I have to ask a question slowly and show every object at eye level, then (hopefully and eventually) receive a reply.
Of course, sometimes the same question needs to be repeated multiple times. By the third time, I’ll admit I’m close to losing my sanity.
It’s really hard to try to engage with someone and not receive a reply back.
But each day, I work on speech and communication with him and I’m gaining more and more patience slowly. I know for my son to eventually communicate better, he needs a lot of patience.
I’m acquiring new relaxation techniques
Not only for my son’s autism meltdowns, but for myself as well!
If you have never seen an autism meltdown, consider yourself lucky! It’s difficult to watch your child so overwhelmed with sensory stimuli that he/she can’t calm themselves.
You can see your child in visual anguish and it’s hard to witness.
Over time, I’ve learned a few tricks to calm sensory meltdowns for my son.
I’ve acquired multiple methods of anti-meltdown relaxation techniques:
-A deep pressure stimulation hug
-A weighted blanket
-Sensory light projector
Out of all these things, a weighted blanket is the best purchase I’ve ever made for my son’s meltdowns!
Not only does it help my child’s meltdowns but I now use a weighted blanket to help myself fall asleep faster and calm panic attacks.
Related Articles: 16 Sensory Room Products For SPD And Autism
5 Easy Ways To Gain Patience With Your Toddler
I’m learning a new language
Children with autism are visual learners. Think of it like Google images inside their heads.
All they see are images and they do not see in terms of words and sentences.
Because of this such communication systems as PECS (picture exchange communication system) and modified sign language can aid a child’s understand and help them communicate needs better.
We first tried PECS with my son. Although it helped my son understand what we were referring to when we showed him a picture card, he didn’t understand the concept of exchanging the picture to get what he wants.
For a long time, I was reluctant to use sign language to communicate with him.

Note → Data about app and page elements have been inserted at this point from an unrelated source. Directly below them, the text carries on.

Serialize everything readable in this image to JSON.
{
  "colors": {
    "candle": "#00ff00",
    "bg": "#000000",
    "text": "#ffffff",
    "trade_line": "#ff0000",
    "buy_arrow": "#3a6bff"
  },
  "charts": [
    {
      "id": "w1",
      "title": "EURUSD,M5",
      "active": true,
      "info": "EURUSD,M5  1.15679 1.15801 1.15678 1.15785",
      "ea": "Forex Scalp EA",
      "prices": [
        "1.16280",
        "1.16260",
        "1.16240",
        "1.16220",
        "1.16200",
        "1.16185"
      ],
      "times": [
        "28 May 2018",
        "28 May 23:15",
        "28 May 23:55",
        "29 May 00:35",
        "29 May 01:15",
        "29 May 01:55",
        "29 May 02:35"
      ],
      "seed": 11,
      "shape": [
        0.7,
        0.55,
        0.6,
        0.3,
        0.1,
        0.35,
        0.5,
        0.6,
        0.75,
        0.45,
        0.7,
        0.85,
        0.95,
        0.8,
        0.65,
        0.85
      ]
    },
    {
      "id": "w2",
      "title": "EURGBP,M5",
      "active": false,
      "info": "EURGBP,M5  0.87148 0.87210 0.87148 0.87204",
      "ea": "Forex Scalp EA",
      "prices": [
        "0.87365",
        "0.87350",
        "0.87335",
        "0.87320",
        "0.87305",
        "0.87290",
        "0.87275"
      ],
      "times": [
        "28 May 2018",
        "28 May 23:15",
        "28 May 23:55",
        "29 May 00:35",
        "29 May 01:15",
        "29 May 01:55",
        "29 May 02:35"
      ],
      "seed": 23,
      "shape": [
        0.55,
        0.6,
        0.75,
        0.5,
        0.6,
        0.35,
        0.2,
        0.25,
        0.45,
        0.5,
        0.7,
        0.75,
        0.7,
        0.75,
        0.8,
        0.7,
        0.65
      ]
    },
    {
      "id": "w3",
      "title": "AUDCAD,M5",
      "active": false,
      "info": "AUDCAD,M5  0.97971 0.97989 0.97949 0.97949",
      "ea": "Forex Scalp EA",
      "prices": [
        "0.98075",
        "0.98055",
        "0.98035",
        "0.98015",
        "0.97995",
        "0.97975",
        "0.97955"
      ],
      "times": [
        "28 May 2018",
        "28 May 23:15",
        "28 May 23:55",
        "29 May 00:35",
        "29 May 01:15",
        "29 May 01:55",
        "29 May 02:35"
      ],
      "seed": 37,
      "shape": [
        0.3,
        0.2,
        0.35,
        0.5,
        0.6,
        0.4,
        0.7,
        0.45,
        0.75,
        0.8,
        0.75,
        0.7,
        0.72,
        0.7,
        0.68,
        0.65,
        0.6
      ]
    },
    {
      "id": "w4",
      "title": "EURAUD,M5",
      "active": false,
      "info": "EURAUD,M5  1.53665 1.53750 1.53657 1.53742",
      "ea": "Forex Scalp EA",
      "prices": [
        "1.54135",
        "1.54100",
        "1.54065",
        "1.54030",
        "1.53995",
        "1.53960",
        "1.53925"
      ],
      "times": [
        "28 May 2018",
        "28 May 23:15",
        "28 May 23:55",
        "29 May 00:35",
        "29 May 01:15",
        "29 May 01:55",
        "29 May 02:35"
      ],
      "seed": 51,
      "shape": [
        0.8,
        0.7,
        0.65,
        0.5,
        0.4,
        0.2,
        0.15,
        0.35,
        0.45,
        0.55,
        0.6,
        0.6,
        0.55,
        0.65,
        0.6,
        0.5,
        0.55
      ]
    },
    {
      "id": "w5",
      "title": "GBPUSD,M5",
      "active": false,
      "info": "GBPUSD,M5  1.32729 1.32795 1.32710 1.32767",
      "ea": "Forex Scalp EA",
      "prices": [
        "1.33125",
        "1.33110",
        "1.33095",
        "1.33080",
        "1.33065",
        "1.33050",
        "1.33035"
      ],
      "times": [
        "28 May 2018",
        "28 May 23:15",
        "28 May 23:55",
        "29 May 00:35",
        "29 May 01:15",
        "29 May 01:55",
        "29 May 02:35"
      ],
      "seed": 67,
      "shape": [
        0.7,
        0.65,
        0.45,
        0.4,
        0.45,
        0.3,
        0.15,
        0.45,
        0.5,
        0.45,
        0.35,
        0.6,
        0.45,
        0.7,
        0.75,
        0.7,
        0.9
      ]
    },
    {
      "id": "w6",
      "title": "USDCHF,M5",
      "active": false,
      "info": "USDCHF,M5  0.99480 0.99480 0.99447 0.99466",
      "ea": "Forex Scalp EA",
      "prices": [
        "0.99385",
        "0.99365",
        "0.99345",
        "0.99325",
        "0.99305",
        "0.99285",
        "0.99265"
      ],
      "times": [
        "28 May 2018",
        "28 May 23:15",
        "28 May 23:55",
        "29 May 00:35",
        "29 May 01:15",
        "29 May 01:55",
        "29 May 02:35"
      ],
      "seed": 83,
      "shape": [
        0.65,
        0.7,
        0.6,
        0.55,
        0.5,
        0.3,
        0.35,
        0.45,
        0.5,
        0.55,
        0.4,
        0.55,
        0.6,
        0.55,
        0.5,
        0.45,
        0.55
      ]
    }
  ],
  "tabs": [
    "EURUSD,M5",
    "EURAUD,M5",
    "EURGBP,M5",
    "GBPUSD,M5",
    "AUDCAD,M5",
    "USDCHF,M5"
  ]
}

Not because I didn’t want to learn, but because I didn’t understand how sign language would help him develop verbal language over time.
To be honest… I still don’t understand how it works.
But I started sign language anyway and thought, “What have I got to lose? I’ll try anything to get him talking!”
I first started with a few easy signs like ‘yes’, ‘no’, and ‘milk.’ Then I kept adding more and more signs I needed to communicate throughout the day.
As a sign a word to him, I also say the word at the same time.
And… BOOM! It was a night and day difference in his behavior and language. His speech is now flourishing again!
Although this is also do to echolalia, sign language has also helped especially when it comes to understanding.
Here’s an example: If I want him to stop jumping on the couch, I sign “Please sit” to him.
He understands and says “Sit down” and he sits down without being crying or continuing to jump on the couch. It’s incredible!
I have his autism to thank for this! Without my son’s autism, I wouldn’t be learning a new way to communicate with him.
I’d be stuck in my old ways that down work and don’t make sense to him.
I now know well over 20 signs and I’m learning new ones every day to fit my son’s needs and I am combining signs to make short sentences.
It may seem like I’m bragging, but I promise I’m not. I’m just so happy that I’ve found a working form of communication that’s in turn increasing his verbal speech! I’m immensely proud of him for all the improvements he’s made!
Autism tends to complicate how you parent a child.
But you can either let your child’s autism overwhelm you or you can decide to make changes to yourself and your parenting to help your child succeed in life.
When people think of autism, they tend to think about all the challenges that come with it.
Yes, there are many challenges, but for me, there are positives as well.
Wholeheartedly, I believe my child is making me a better parent due to his autism.
Trust me, I still have a long way to go to be a better mom for him.
But with time, and by focusing on the positives of the situation our lives will continue to get better and better even with the presence of autism!